Poipoia te kākano, kia puāwai | Nurture the seed and it will flourish

This partnership approach also led to Ngāti Whātua o Kaipara gifting us our official school name: Nukumea Primary School. Our connection with local iwi and the wonderful team at the local suburban marae ‘Te Herenga Waka o Orewa’ ensured we could welcome our tumuaki with the appropriate kawa of pōwhiri. Other tikanga touchstones included, the turning of the soil, subsequent pōwhiri for the deputy principals, a ceremony to open our temporary buildings and the formal dawn blessing of our brand new school buildings. Our kaumatua also lead the leadership team on a hikoi of the local area to help them connect with the turangawaewae of the school and the iwi aspirations for the land. The kōrero that took place on this joint venture hugely influenced the formation of the school values:

  • Turangawaewae – A strong sense of our place and identity is the foundation for learning. Knowing our diverse backgrounds enables us to feel connected and empowered.
  • Kaitiakitanga – Kaitiakitanga is reciprocal; we care for the land and water and the environment cares for us. Our learners are the champions of Nukumea Stream and beyond.
  • Manaakitanga – We acknowledge and protect the mana of all in our community. By acting with kindness, being respectful and serving others we nourish and empower each other.
  • Whakapuāwai – All learners are individuals and will flourish in unique ways. Our learners are excited about their learning and able to make a positive impact on the future.

Image by: Diana Wilkes

Overcoming challenges, embracing triumphs

Our journey was not without its share of challenges. From construction delays to navigating bureaucratic hurdles, resilience became our reality! An example of this was finding out that our buildings would not be ready in time for opening and having to work on contingency options, such as co-habitating with a local school, or operating out of a local facility, and finally landing on a temporary buildings solution. In addition, we had changes in staffing with our Ministry partners, which could make communications difficult at times – proactivity was essential. As PMs, we sometimes found ourselves spearheading efforts to keep our EBoT engaged and focused amidst these ‘bumps in the road’ and the commitments that our board members had in their personal and professional lives. Yet, by honouring our co-constructed ways of working (our norms) that were established very early on, we managed to maintain momentum and share the load.

Image by: Diana Wilkes

A Legacy of insight and inspiration

While the role of a presiding member is nuanced and difficult at times, it was actually a tremendous privilege to support this incredible community to establish their wonderful school. A few final thoughts for those in, or considering, the role of a PM:

  1. Be open-minded, it’s not about you, it’s about the community and the kids. Make sure you get that voice, which is tricky in a new community but it is important.

  2. Every principal should give it a crack, as it provides you with a different perspective to your own board (outside-in lens) and it would be great PD. ????

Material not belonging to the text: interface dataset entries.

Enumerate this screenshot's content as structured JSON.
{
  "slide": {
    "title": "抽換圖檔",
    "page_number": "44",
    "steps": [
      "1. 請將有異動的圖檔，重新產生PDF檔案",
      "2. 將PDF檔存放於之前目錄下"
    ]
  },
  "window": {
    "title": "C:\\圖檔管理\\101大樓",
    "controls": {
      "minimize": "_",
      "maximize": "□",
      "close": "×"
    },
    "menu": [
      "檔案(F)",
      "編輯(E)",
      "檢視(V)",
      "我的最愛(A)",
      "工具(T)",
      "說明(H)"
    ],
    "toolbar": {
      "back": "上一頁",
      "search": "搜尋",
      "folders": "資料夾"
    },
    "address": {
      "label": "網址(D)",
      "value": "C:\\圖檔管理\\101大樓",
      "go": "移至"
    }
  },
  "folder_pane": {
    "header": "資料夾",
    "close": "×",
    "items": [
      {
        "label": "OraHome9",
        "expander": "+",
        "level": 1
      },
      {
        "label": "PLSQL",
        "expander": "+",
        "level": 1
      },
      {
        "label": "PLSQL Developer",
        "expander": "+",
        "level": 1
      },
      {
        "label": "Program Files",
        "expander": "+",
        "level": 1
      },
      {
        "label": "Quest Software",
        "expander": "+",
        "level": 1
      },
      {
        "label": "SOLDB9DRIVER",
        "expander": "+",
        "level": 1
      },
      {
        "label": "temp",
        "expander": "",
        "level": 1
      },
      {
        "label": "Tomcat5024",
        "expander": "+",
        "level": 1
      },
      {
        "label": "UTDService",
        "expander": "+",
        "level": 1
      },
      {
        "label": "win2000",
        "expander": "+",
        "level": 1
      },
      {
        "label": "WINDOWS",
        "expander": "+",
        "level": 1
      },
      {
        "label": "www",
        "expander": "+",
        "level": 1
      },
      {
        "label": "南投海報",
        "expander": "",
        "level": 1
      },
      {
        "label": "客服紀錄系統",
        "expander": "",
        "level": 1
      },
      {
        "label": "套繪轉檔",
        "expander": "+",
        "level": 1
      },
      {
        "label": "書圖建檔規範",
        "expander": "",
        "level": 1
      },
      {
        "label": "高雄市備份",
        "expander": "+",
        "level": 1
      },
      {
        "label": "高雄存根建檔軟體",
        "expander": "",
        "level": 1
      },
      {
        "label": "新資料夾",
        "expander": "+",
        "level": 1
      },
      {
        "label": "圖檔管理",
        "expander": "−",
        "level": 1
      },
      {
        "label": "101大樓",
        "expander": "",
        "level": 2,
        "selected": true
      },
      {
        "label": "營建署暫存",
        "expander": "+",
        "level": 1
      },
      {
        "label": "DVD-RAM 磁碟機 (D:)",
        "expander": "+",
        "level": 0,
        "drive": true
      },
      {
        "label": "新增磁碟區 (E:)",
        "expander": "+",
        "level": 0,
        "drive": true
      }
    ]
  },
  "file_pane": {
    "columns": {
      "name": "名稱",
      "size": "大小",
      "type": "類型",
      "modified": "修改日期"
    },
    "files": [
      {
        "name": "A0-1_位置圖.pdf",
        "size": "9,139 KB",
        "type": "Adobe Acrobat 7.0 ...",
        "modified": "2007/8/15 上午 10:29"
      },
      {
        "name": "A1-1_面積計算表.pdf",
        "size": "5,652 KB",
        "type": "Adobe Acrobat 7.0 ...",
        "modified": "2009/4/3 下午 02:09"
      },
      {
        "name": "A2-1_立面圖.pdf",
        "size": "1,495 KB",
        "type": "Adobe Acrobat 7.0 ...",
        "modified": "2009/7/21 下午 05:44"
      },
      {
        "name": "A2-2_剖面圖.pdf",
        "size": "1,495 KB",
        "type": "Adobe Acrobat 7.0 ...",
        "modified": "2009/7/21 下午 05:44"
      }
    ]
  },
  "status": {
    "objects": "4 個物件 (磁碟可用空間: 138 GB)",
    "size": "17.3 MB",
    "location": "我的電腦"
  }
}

  3. Always tap into the strengths of the board members (e.g. we had a governance and finance guru who was amazing to work with, and a board member with lived mātauranga Māori experience).

  4. Use your Education Brief, initially to plan, and then retrospectively to review and reflect.

Image by: Diana Wilkes

He waka eke noa | We are all in this together

So, when we bid farewell to this mahi, we were both filled with a sense of pride and gratitude. Our journey may have had its twists and turns, but keeping future ākonga at the heart of our decision-making means we can confidently leave Nukumea Primary School in the hands of an amazing parent-elected board and a tenacious team of educators.

Image by: Tārai Kura